Merkel attacked the United States for this practice, and acted as if this is an unheard-of custom and she was offended by the very thought of it. “We need to have trust in our allies and partners, and this must now be established once again. I repeat that spying among friends is not at all acceptable against anyone and that goes for every citizen in Germany.”
But one thing must be clear. Although press secretary Jay Carney insists otherwise, the American government has spied on foreign countries and always will. There is no dispensation for allies; if it is in the national interest to spy on an ally, it will be done. Most countries have operated under this assumption for years; former Mossad head Danny Yatom told Maariv that the U.S. also listens in on Israel. For Merkel to act as if this is news to her is only a political ploy, one meant to embarrass the president and raise her own standing on the international stage.
And why shouldn’t the government do it? As Council on Foreign Relations Senior Fellow in National Security Studies Max Boot pointed out in Commentary, the only reason these countries take issue with the idea of spying on allies is because they “just don’t have the resources or capability to spy as effectively as the NSA does. But if [they] did, [they] would [do it too].” As the 19th-century British Prime Minister, Lord Palmerston, said, “We have no eternal allies and we have no perpetual enemies. Our interests are eternal and perpetual and those interests it is our duty to follow.”
As Boot correctly points out, there are reasons to spy on allies that are more vital than would be for non-allies. For example, although Germany is considered a close ally of the United States, there are many times when their interests are not necessarily aligned with ours. In those cases, they will almost surely do what is in their own best interest, as well they should.
A few notable examples of issues involving a divergence of interests would include the Iraq war (where Germany did not back the U.S.) and the war to overthrow Gadhafi in Libya (Germany did not partake in that, either). The very fact that the common interests of the United States and Germany don’t seem to align as perfectly as American interests do with other countries such as Great Britain or Australia might just make it easy to understand why those countries are conspicuously absent from the list of countries we spy on. Those countries, along with Canada and New Zealand, are true allies. The need to spy on each other is close to nonexistent, as they share the STONEGHOST network, essentially allowing each other to see all their secrets. If the Germans (or the French, for that matter) would really believe they were close enough allies to preclude spying on each other, they wouldn’t feel the need to keep secrets from the United States, either.

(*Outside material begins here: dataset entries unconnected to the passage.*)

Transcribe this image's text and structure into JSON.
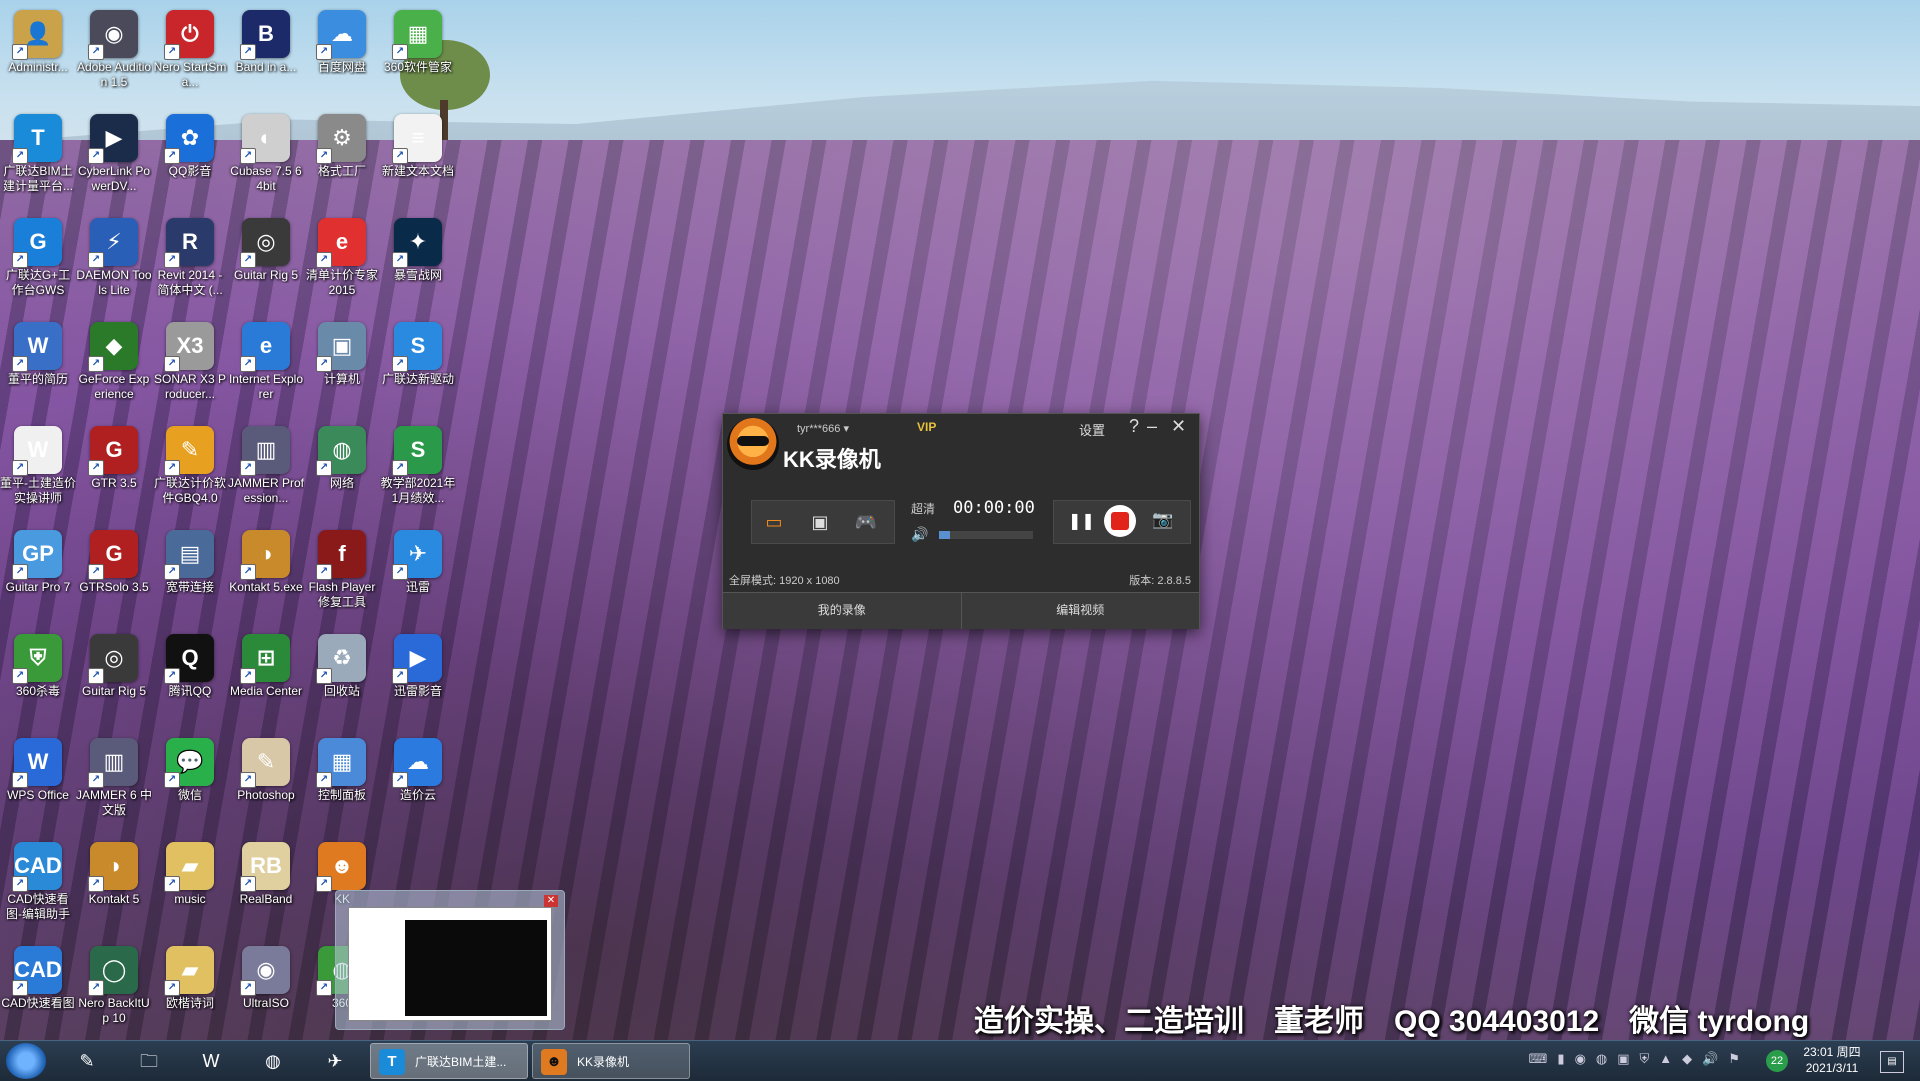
{
  "desktop_icons": [
    {
      "label": "Administr...",
      "color": "#c9a24a",
      "glyph": "👤"
    },
    {
      "label": "Adobe Audition 1.5",
      "color": "#4a4a5a",
      "glyph": "◉"
    },
    {
      "label": "Nero StartSma...",
      "color": "#c8262a",
      "glyph": "⏻"
    },
    {
      "label": "Band in a...",
      "color": "#1c2a6a",
      "glyph": "B"
    },
    {
      "label": "百度网盘",
      "color": "#3b8de0",
      "glyph": "☁"
    },
    {
      "label": "360软件管家",
      "color": "#49b04a",
      "glyph": "▦"
    },
    {
      "label": "广联达BIM土建计量平台...",
      "color": "#1a8bd8",
      "glyph": "T"
    },
    {
      "label": "CyberLink PowerDV...",
      "color": "#1b2b4a",
      "glyph": "▶"
    },
    {
      "label": "QQ影音",
      "color": "#1a6fd8",
      "glyph": "✿"
    },
    {
      "label": "Cubase 7.5 64bit",
      "color": "#cfcfcf",
      "glyph": "◐"
    },
    {
      "label": "格式工厂",
      "color": "#8a8a8a",
      "glyph": "⚙"
    },
    {
      "label": "新建文本文档",
      "color": "#f2f2f2",
      "glyph": "≡"
    },
    {
      "label": "广联达G+工作台GWS",
      "color": "#1a7fd8",
      "glyph": "G"
    },
    {
      "label": "DAEMON Tools Lite",
      "color": "#2a5fb8",
      "glyph": "⚡"
    },
    {
      "label": "Revit 2014 - 简体中文 (...",
      "color": "#2a3a6a",
      "glyph": "R"
    },
    {
      "label": "Guitar Rig 5",
      "color": "#3a3a3a",
      "glyph": "◎"
    },
    {
      "label": "清单计价专家2015",
      "color": "#e03030",
      "glyph": "e"
    },
    {
      "label": "暴雪战网",
      "color": "#0a2a4a",
      "glyph": "✦"
    },
    {
      "label": "董平的简历",
      "color": "#3a6fc8",
      "glyph": "W"
    },
    {
      "label": "GeForce Experience",
      "color": "#2a7a2a",
      "glyph": "◆"
    },
    {
      "label": "SONAR X3 Producer...",
      "color": "#9a9a9a",
      "glyph": "X3"
    },
    {
      "label": "Internet Explorer",
      "color": "#2a7ad8",
      "glyph": "e"
    },
    {
      "label": "计算机",
      "color": "#6a8aaa",
      "glyph": "▣"
    },
    {
      "label": "广联达新驱动",
      "color": "#2a8ae0",
      "glyph": "S"
    },
    {
      "label": "董平-土建造价实操讲师",
      "color": "#f0f0f0",
      "glyph": "W"
    },
    {
      "label": "GTR 3.5",
      "color": "#b02020",
      "glyph": "G"
    },
    {
      "label": "广联达计价软件GBQ4.0",
      "color": "#e8a020",
      "glyph": "✎"
    },
    {
      "label": "JAMMER Profession...",
      "color": "#5a5a7a",
      "glyph": "▥"
    },
    {
      "label": "网络",
      "color": "#3a8a5a",
      "glyph": "◍"
    },
    {
      "label": "教学部2021年1月绩效...",
      "color": "#2a9a4a",
      "glyph": "S"
    },
    {
      "label": "Guitar Pro 7",
      "color": "#4a9ae0",
      "glyph": "GP"
    },
    {
      "label": "GTRSolo 3.5",
      "color": "#b02020",
      "glyph": "G"
    },
    {
      "label": "宽带连接",
      "color": "#4a6a9a",
      "glyph": "▤"
    },
    {
      "label": "Kontakt 5.exe",
      "color": "#c88a2a",
      "glyph": "◑"
    },
    {
      "label": "Flash Player 修复工具",
      "color": "#8a1a1a",
      "glyph": "f"
    },
    {
      "label": "迅雷",
      "color": "#2a8ae0",
      "glyph": "✈"
    },
    {
      "label": "360杀毒",
      "color": "#3a9a3a",
      "glyph": "⛨"
    },
    {
      "label": "Guitar Rig 5",
      "color": "#3a3a3a",
      "glyph": "◎"
    },
    {
      "label": "腾讯QQ",
      "color": "#111111",
      "glyph": "Q"
    },
    {
      "label": "Media Center",
      "color": "#2a8a3a",
      "glyph": "⊞"
    },
    {
      "label": "回收站",
      "color": "#9aaabb",
      "glyph": "♻"
    },
    {
      "label": "迅雷影音",
      "color": "#2a6ad8",
      "glyph": "▶"
    },
    {
      "label": "WPS Office",
      "color": "#2a6ad8",
      "glyph": "W"
    },
    {
      "label": "JAMMER 6 中文版",
      "color": "#5a5a7a",
      "glyph": "▥"
    },
    {
      "label": "微信",
      "color": "#2ab04a",
      "glyph": "💬"
    },
    {
      "label": "Photoshop",
      "color": "#d8c8a8",
      "glyph": "✎"
    },
    {
      "label": "控制面板",
      "color": "#4a8ad8",
      "glyph": "▦"
    },
    {
      "label": "造价云",
      "color": "#2a7ae0",
      "glyph": "☁"
    },
    {
      "label": "CAD快速看图-编辑助手",
      "color": "#2a8ad8",
      "glyph": "CAD"
    },
    {
      "label": "Kontakt 5",
      "color": "#c88a2a",
      "glyph": "◑"
    },
    {
      "label": "music",
      "color": "#e0c060",
      "glyph": "▰"
    },
    {
      "label": "RealBand",
      "color": "#e0d0a0",
      "glyph": "RB"
    },
    {
      "label": "KK",
      "color": "#e07a20",
      "glyph": "☻"
    },
    {
      "label": "",
      "color": "transparent",
      "glyph": ""
    },
    {
      "label": "CAD快速看图",
      "color": "#2a7ad8",
      "glyph": "CAD"
    },
    {
      "label": "Nero BackItUp 10",
      "color": "#2a6a4a",
      "glyph": "◯"
    },
    {
      "label": "欧楷诗词",
      "color": "#e0c060",
      "glyph": "▰"
    },
    {
      "label": "UltraISO",
      "color": "#7a7a9a",
      "glyph": "◉"
    },
    {
      "label": "360",
      "color": "#3a9a3a",
      "glyph": "◍"
    }
  ],
  "kk_window": {
    "username": "tyr***666",
    "vip": "VIP",
    "title": "KK录像机",
    "settings": "设置",
    "help": "?",
    "minimize": "–",
    "close": "✕",
    "mode_icons": [
      "monitor-icon",
      "window-icon",
      "gamepad-icon"
    ],
    "quality": "超清",
    "timer": "00:00:00",
    "volume_level": 0.12,
    "fullscreen_mode": "全屏模式: 1920 x 1080",
    "version": "版本: 2.8.8.5",
    "btn_my_recordings": "我的录像",
    "btn_edit_video": "编辑视频"
  },
  "caption": "造价实操、二造培训　董老师　QQ 304403012　微信 tyrdong",
  "taskbar": {
    "tasks": [
      {
        "label": "广联达BIM土建...",
        "icon": "T",
        "icon_color": "#1a8bd8"
      },
      {
        "label": "KK录像机",
        "icon": "☻",
        "icon_color": "#e07a20"
      }
    ],
    "tray_badge": "22",
    "clock_time": "23:01 周四",
    "clock_date": "2021/3/11"
  }
}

The international spying scandal, which spans both the worlds of intelligence and international politics, isn’t so much of an outrage in and of itself, as the spying itself is very understandable. What is an outrage, when you consider that the very same reports that exposed this also date the start of this practice to the first term of George W. Bush, is that President Obama has found himself to be in blatant violation of the so-called “Eleventh Commandment.” This rule, which is doubly applicable here — seeing as it’s been invoked both in the realm of politics and the world of intelligence — is “Never get caught.” That is the true scandal, the one that has led to the new reality, in which, as former Vice President Cheney said on Sunday, “…our friends no longer count on us, no longer trust us, and our adversaries don’t fear us.”